South Dakota has also begun this transition. The work was made possible with a federal grant after a major storm in the late 1990s. Since then, storms have not had the same devastating impact on the power grid in service areas.

Similar projects are underway abroad, for example in GermanySingapore and The Netherlands.

But the main obstacles are cost and complexity. EEI surveys have found that most customers are willing to pay a modest premium (10-20%) to cover costs, but not the more realistic 100% premium. the motley fool estimates that burying power lines costs more than ten times more ($750/ft versus $70/ft). The process is also long: North Carolina determined that the burial its public services would be a 25-year project.

Another problem is that when the underground lines To do are damaged, they cost more to repair than overhead ones. This can happen as a result of floods and earthquakes, and the infrastructure feeding underground lines is still above ground. It is also a more difficult prospect in urban areas as it requires disruption of existing infrastructure.

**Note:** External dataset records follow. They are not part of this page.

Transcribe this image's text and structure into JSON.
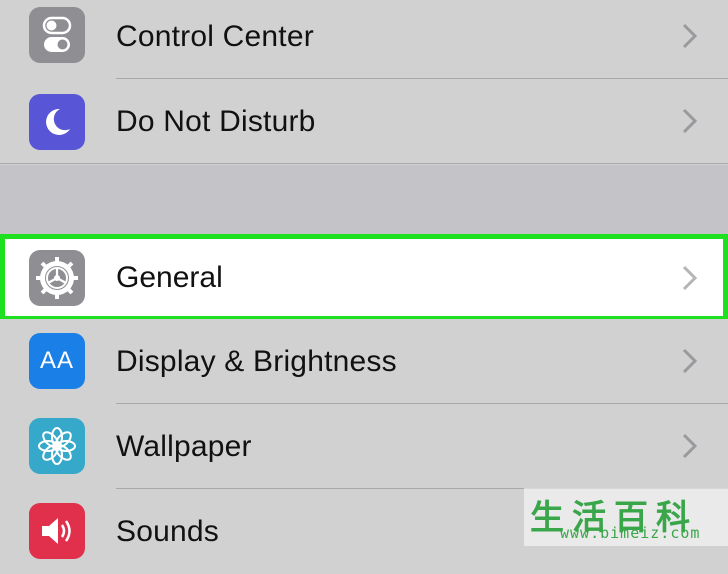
{
  "settings": {
    "items": [
      {
        "label": "Control Center",
        "icon": "toggle-switches-icon",
        "color": "#8e8e93"
      },
      {
        "label": "Do Not Disturb",
        "icon": "moon-icon",
        "color": "#5856d6"
      },
      {
        "label": "General",
        "icon": "gear-icon",
        "color": "#8e8e93",
        "highlighted": true
      },
      {
        "label": "Display & Brightness",
        "icon": "text-size-icon",
        "color": "#1a7fe6"
      },
      {
        "label": "Wallpaper",
        "icon": "flower-icon",
        "color": "#36a8c9"
      },
      {
        "label": "Sounds",
        "icon": "speaker-icon",
        "color": "#e0304b"
      }
    ],
    "display_icon_text": "AA"
  },
  "watermark": {
    "chinese": "生活百科",
    "url": "www.bimeiz.com"
  },
  "colors": {
    "highlight_border": "#1fe01f",
    "row_background": "#d1d1d1",
    "section_gap": "#c4c4c8"
  }
}
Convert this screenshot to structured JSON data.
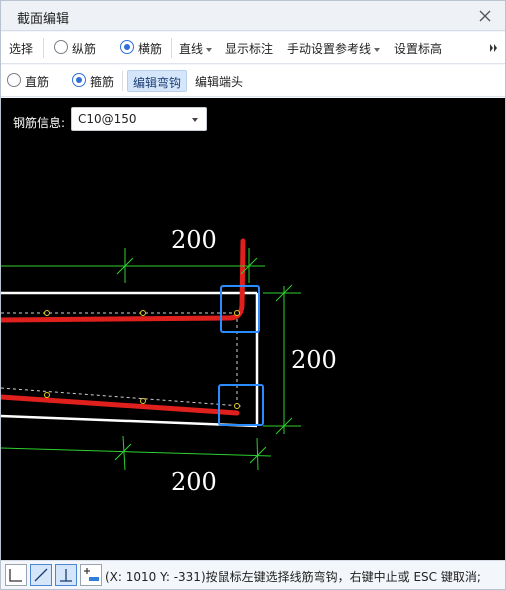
{
  "window": {
    "title": "截面编辑"
  },
  "toolbar1": {
    "select_label": "选择",
    "longitudinal_label": "纵筋",
    "horizontal_label": "横筋",
    "line_dropdown": "直线",
    "show_dim_label": "显示标注",
    "manual_ref_label": "手动设置参考线",
    "set_elevation_label": "设置标高"
  },
  "toolbar2": {
    "straight_label": "直筋",
    "stirrup_label": "箍筋",
    "edit_hook_label": "编辑弯钩",
    "edit_end_label": "编辑端头"
  },
  "canvas": {
    "rebar_info_label": "钢筋信息:",
    "rebar_info_value": "C10@150",
    "dim_top": "200",
    "dim_right": "200",
    "dim_bottom": "200"
  },
  "statusbar": {
    "coords_text": "(X: 1010 Y: -331)",
    "prompt": "按鼠标左键选择线筋弯钩，右键中止或 ESC 键取消;"
  },
  "colors": {
    "canvas_bg": "#000000",
    "rebar_red": "#e0201c",
    "outline_white": "#ffffff",
    "dim_green": "#2fd02f",
    "highlight_blue": "#2a8cff",
    "accent": "#2f6fd6"
  }
}
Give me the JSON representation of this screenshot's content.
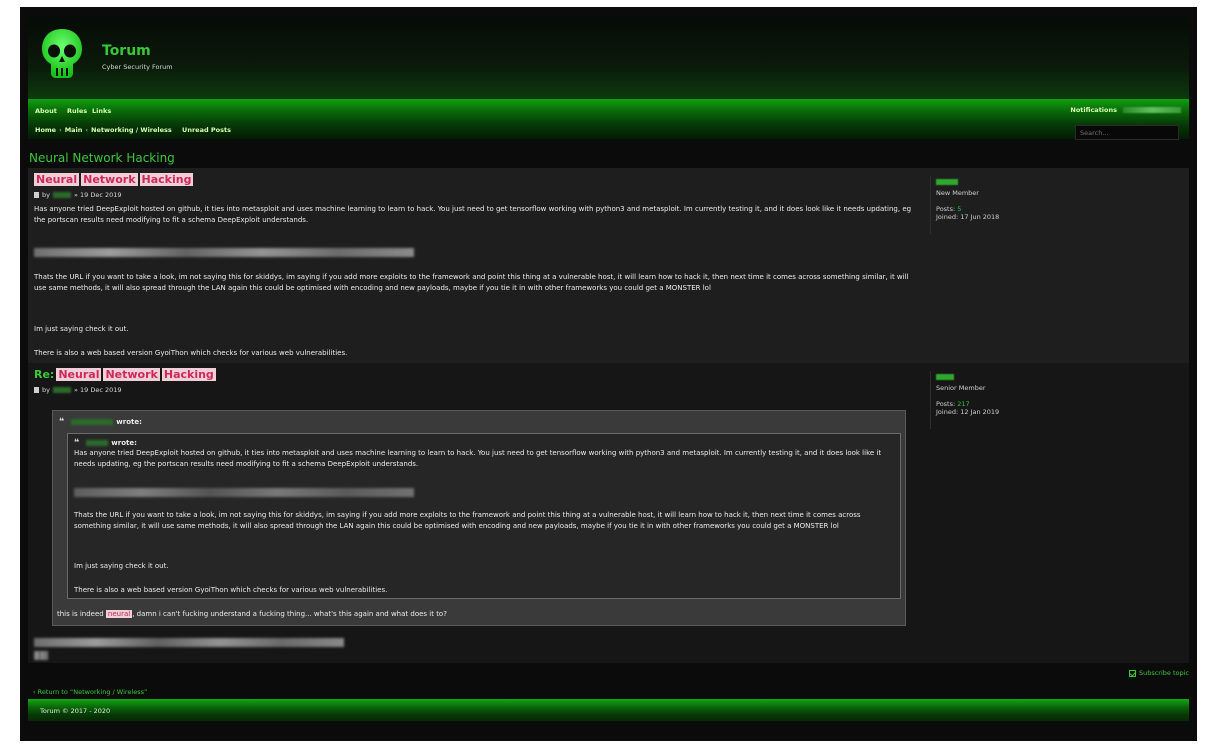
{
  "site": {
    "title": "Torum",
    "description": "Cyber Security Forum"
  },
  "nav": {
    "links": [
      "About",
      "Rules",
      "Links"
    ],
    "notifications_label": "Notifications",
    "breadcrumb": [
      "Home",
      "Main",
      "Networking / Wireless"
    ],
    "breadcrumb_sep": "‹",
    "unread_posts": "Unread Posts",
    "search_placeholder": "Search..."
  },
  "page_title": "Neural Network Hacking",
  "posts": [
    {
      "title_words": [
        "Neural",
        "Network",
        "Hacking"
      ],
      "meta_by": "by",
      "meta_date": "» 19 Dec 2019",
      "paragraphs": [
        "Has anyone tried DeepExploit hosted on github, it ties into metasploit and uses machine learning to learn to hack. You just need to get tensorflow working with python3 and metasploit. Im currently testing it, and it does look like it needs updating, eg the portscan results need modifying to fit a schema DeepExploit understands.",
        "Thats the URL if you want to take a look, im not saying this for skiddys, im saying if you add more exploits to the framework and point this thing at a vulnerable host, it will learn how to hack it, then next time it comes across something similar, it will use same methods, it will also spread through the LAN again this could be optimised with encoding and new payloads, maybe if you tie it in with other frameworks you could get a MONSTER lol",
        "Im just saying check it out.",
        "There is also a web based version GyoiThon which checks for various web vulnerabilities."
      ],
      "profile": {
        "rank": "New Member",
        "posts_label": "Posts:",
        "posts_value": "5",
        "joined": "Joined: 17 Jun 2018"
      }
    },
    {
      "title_prefix": "Re:",
      "title_words": [
        "Neural",
        "Network",
        "Hacking"
      ],
      "meta_by": "by",
      "meta_date": "» 19 Dec 2019",
      "outer_quote_wrote": "wrote:",
      "inner_quote_wrote": "wrote:",
      "quote_paragraphs": [
        "Has anyone tried DeepExploit hosted on github, it ties into metasploit and uses machine learning to learn to hack. You just need to get tensorflow working with python3 and metasploit. Im currently testing it, and it does look like it needs updating, eg the portscan results need modifying to fit a schema DeepExploit understands.",
        "Thats the URL if you want to take a look, im not saying this for skiddys, im saying if you add more exploits to the framework and point this thing at a vulnerable host, it will learn how to hack it, then next time it comes across something similar, it will use same methods, it will also spread through the LAN again this could be optimised with encoding and new payloads, maybe if you tie it in with other frameworks you could get a MONSTER lol",
        "Im just saying check it out.",
        "There is also a web based version GyoiThon which checks for various web vulnerabilities."
      ],
      "reply_before": "this is indeed ",
      "reply_highlight": "neural",
      "reply_after": ", damn i can't fucking understand a fucking thing... what's this again and what does it to?",
      "profile": {
        "rank": "Senior Member",
        "posts_label": "Posts:",
        "posts_value": "217",
        "joined": "Joined: 12 Jan 2019"
      }
    }
  ],
  "subscribe_label": "Subscribe topic",
  "return_link": "Return to “Networking / Wireless”",
  "footer": "Torum © 2017 - 2020",
  "colors": {
    "accent": "#38c838",
    "highlight_bg": "#f2cfd8",
    "highlight_fg": "#cc2a5a",
    "background": "#0b0b0b"
  }
}
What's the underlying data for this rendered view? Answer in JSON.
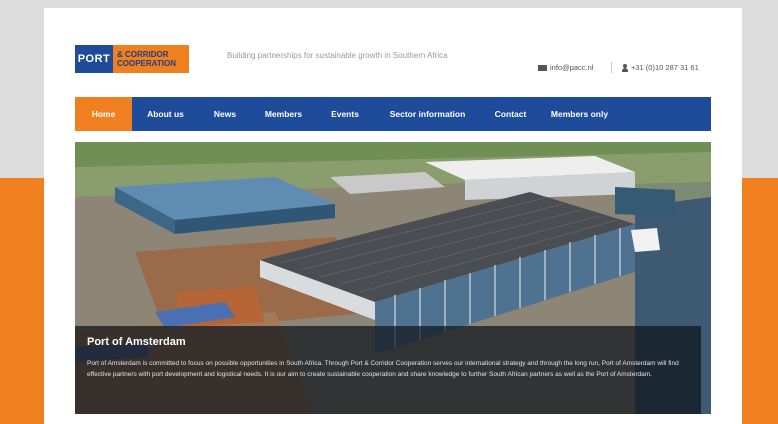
{
  "colors": {
    "brand_blue": "#1e4c9a",
    "brand_orange": "#f07f1f"
  },
  "logo": {
    "port": "PORT",
    "line1": "& CORRIDOR",
    "line2": "COOPERATION"
  },
  "header": {
    "tagline": "Building partnerships for sustainable growth in Southern Africa",
    "email": "info@pacc.nl",
    "phone": "+31 (0)10 287 31 61",
    "email_icon": "envelope-icon",
    "phone_icon": "person-icon"
  },
  "nav": {
    "items": [
      {
        "label": "Home",
        "active": true
      },
      {
        "label": "About us"
      },
      {
        "label": "News"
      },
      {
        "label": "Members"
      },
      {
        "label": "Events"
      },
      {
        "label": "Sector information"
      },
      {
        "label": "Contact"
      },
      {
        "label": "Members only"
      }
    ]
  },
  "hero": {
    "title": "Port of Amsterdam",
    "text": "Port of Amsterdam is committed to focus on possible opportunities in South Africa. Through Port & Corridor Cooperation serves our international strategy and through the long run, Port of Amsterdam will find effective partners with port development and logistical needs. It is our aim to create sustainable cooperation and share knowledge to further South African partners as well as the Port of Amsterdam."
  }
}
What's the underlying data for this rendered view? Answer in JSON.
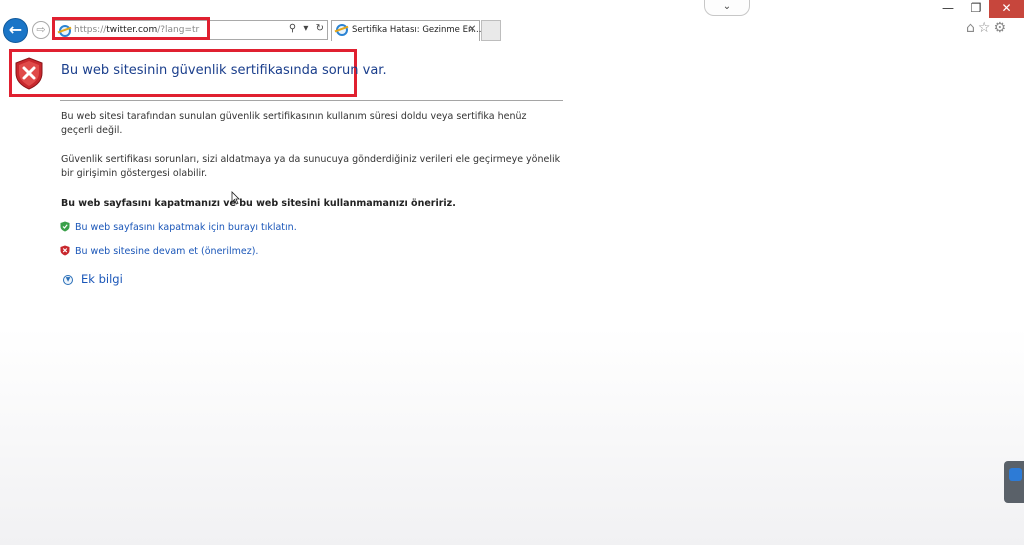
{
  "browser": {
    "pull_tab_icon": "chevron-down-icon",
    "pull_tab_glyph": "⌄",
    "window_controls": {
      "minimize": "—",
      "maximize": "❐",
      "close": "✕"
    },
    "back_glyph": "←",
    "forward_glyph": "⇨",
    "address": {
      "prefix": "https://",
      "domain": "twitter.com",
      "suffix": "/?lang=tr"
    },
    "address_icons": {
      "search": "⚲",
      "dropdown": "▾",
      "refresh": "↻"
    },
    "tab": {
      "title": "Sertifika Hatası: Gezinme En...",
      "close": "✕"
    },
    "toolbar_icons": "⌂☆⚙"
  },
  "page": {
    "title": "Bu web sitesinin güvenlik sertifikasında sorun var.",
    "paragraph1": "Bu web sitesi tarafından sunulan güvenlik sertifikasının kullanım süresi doldu veya sertifika henüz geçerli değil.",
    "paragraph2": "Güvenlik sertifikası sorunları, sizi aldatmaya ya da sunucuya gönderdiğiniz verileri ele geçirmeye yönelik bir girişimin göstergesi olabilir.",
    "recommendation": "Bu web sayfasını kapatmanızı ve bu web sitesini kullanmamanızı öneririz.",
    "link_close": "Bu web sayfasını kapatmak için burayı tıklatın.",
    "link_continue": "Bu web sitesine devam et (önerilmez).",
    "more_info_glyph": "▼",
    "more_info": "Ek bilgi"
  },
  "colors": {
    "highlight_red": "#e02030",
    "link_blue": "#1a56b8",
    "title_blue": "#1a3e8c",
    "shield_red": "#c8282e",
    "shield_green": "#3aa04a"
  }
}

But the maintenance of power lines has its own costs. After Hurricane Sandy, New Jersey’s Electricity Provider spent $250-300 million fix the lines. After Hurricane Ida, Louisiana’s Electricity Providers spent more than $4 billion to repair the damage, asking for $1 billion in government loans to cover the cost. And of course, knocked out households have to bear the costs of using generators and missing work.

A more progressive solution than burying the lines is to use technology that enhances those that are above ground level. This includes have stronger poles and electrical wires; using drones to detect damage and deploying smart grids that help reroute power away from vulnerable substations.

Perhaps the ultimate efficiency gain would be a more compact development, as this requires less line extension and allows individual units to service more heads. Instead, the system we have is for governments to subsidize large public or private monopoly services, which must then achieve distance coverage targets. According to this model, the United States will continue to have oversized energy systems and it will be impossible to achieve true resilience, which means that millions of people will continue to lose power in bad weather.

This article featured additional reports of Market Town Planning Report Ethan Finlan, content staff member.

Bonny J. Streater